The Supreme Court has issued a ruling that gives us a second chance by arguing in favor of the Deferred Action for Childhood Arrivals program and its recipients, allowing them to stay, at least temporarily, in the United States and continue contributing to our state. For years, DACA recipients, otherwise known as Dreamers, have been contributing to the Texas economy after the program was enacted in 2012 giving young immigrants who came to the U.S. as children with their families the ability to legally study and work in the United States.

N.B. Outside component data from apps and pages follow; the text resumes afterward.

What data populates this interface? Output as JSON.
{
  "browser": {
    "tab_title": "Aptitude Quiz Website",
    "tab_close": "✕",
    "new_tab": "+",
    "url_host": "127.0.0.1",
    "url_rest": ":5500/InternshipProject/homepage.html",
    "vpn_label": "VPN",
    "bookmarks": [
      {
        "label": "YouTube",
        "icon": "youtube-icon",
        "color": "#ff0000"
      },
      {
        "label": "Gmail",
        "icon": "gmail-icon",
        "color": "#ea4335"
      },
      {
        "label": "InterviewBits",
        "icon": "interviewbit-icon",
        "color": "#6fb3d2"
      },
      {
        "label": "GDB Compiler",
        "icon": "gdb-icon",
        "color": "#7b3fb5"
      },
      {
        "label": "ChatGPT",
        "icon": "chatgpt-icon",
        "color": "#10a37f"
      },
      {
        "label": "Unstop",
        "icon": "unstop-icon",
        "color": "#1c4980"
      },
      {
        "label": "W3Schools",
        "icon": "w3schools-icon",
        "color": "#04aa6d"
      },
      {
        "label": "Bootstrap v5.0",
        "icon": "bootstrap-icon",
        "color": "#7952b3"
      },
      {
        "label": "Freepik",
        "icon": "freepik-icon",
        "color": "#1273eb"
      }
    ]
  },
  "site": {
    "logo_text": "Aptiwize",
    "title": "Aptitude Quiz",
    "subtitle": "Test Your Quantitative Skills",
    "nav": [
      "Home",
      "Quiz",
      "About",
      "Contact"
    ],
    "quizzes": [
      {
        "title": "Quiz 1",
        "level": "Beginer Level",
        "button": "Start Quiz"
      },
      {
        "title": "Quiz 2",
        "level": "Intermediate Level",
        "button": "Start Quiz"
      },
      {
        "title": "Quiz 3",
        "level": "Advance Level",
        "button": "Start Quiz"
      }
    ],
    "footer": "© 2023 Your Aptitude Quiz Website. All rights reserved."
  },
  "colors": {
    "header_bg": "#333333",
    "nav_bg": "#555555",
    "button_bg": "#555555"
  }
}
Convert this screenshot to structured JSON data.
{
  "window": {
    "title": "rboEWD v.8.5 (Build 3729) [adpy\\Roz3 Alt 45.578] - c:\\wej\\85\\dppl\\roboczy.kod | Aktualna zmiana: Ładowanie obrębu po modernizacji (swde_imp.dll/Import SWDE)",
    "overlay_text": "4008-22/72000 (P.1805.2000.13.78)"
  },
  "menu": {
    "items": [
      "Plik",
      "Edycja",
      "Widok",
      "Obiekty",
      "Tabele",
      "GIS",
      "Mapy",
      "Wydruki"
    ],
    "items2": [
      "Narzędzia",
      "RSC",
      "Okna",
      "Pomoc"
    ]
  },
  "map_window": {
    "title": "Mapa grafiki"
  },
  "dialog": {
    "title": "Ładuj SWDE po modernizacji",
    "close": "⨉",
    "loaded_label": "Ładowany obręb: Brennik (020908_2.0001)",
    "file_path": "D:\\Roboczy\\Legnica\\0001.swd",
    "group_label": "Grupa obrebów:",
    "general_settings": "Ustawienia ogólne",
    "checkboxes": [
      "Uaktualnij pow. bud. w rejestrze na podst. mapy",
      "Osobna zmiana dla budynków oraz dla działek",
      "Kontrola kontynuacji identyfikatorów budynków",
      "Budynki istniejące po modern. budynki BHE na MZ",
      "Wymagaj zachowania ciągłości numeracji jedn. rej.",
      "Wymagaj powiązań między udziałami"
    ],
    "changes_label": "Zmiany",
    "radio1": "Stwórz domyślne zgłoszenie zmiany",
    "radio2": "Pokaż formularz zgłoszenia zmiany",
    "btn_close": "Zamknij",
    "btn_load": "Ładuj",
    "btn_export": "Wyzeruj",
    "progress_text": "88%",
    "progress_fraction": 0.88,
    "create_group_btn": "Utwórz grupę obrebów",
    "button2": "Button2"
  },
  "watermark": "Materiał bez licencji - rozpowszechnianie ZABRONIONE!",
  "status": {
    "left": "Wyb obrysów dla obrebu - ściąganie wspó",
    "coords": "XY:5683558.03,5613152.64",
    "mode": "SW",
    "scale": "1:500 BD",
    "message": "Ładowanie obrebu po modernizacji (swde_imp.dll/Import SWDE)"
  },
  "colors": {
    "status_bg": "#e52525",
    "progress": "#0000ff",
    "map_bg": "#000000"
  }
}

Since the program’s enactment, nearly 700,000 young immigrant Dreamers and all Texans have reaped the benefits of this program. DACA recipients make essential economic and community contributions, and they account for an annual $705.2 million in federal tax contributions and $409.9 million in annual state and local tax contributions. They go to work and take care of their families and children, yet they live in constant fear that any day their lives could be turned upside down, they’d be stripped away from their life’s work, their families and the one state — the one nation — they’ve only ever known as home.
I don’t believe it’s a child’s fault for coming into the United States at the average age of 6 years old with their families. And today, they are trying to better themselves so that they can continue providing and contributing.
We don’t need more proof of their commitment than we’ve already experienced through the coronavirus pandemic. More than 200,000 DACA recipients nationwide have stepped up when they were needed most to give a hand, as caregivers, nurses, chefs, food suppliers and waste management workers — those we need every day and whom we have an extreme gratitude for through this public health crisis.
Communities across Texas have offered appreciation for our essential workers over the last few months. I’ve seen a great amount of this from my own district and am proud of their contributions. However, many have forgotten who is really behind many of these jobs — immigrants. More than 30,600 Texas DACA recipients are essential workers, including 2,800 teachers and more than 4,300 DACA healthcare workers.
While we rely on immigrants day-in and day-out, we have failed to provide them with the same certainty that they have worked so hard to achieve. And while the court ruling might be a victory, the fight is not over. It’s now up to leaders at the state level and in Congress to do what’s right to ensure our communities, families and economy succeed.
We need to be steadfast and support pro-immigrant policies that build up our communities and economies, rather than tear them down. And the recent ruling gave yet another chance to congressional leaders to finally pass permanent protections for Dreamers and build up our communities and economy. Congress should act by enacting legislation such as the American Dream and Promise Act, which passed on an overwhelming and bipartisan basis last year and that would provide much-needed protections to Texas Dreamers and certainty to all those who rely on them.
Today, we have a chance to act and I will continue fighting the good fight by advocating for proimmigrant policies that support Dreamers and the entire Texas immigrant community.
State Rep. Armando “Mando” Martinez, D-Weslaco, represents Texas House District 39, southeast Hidalgo County.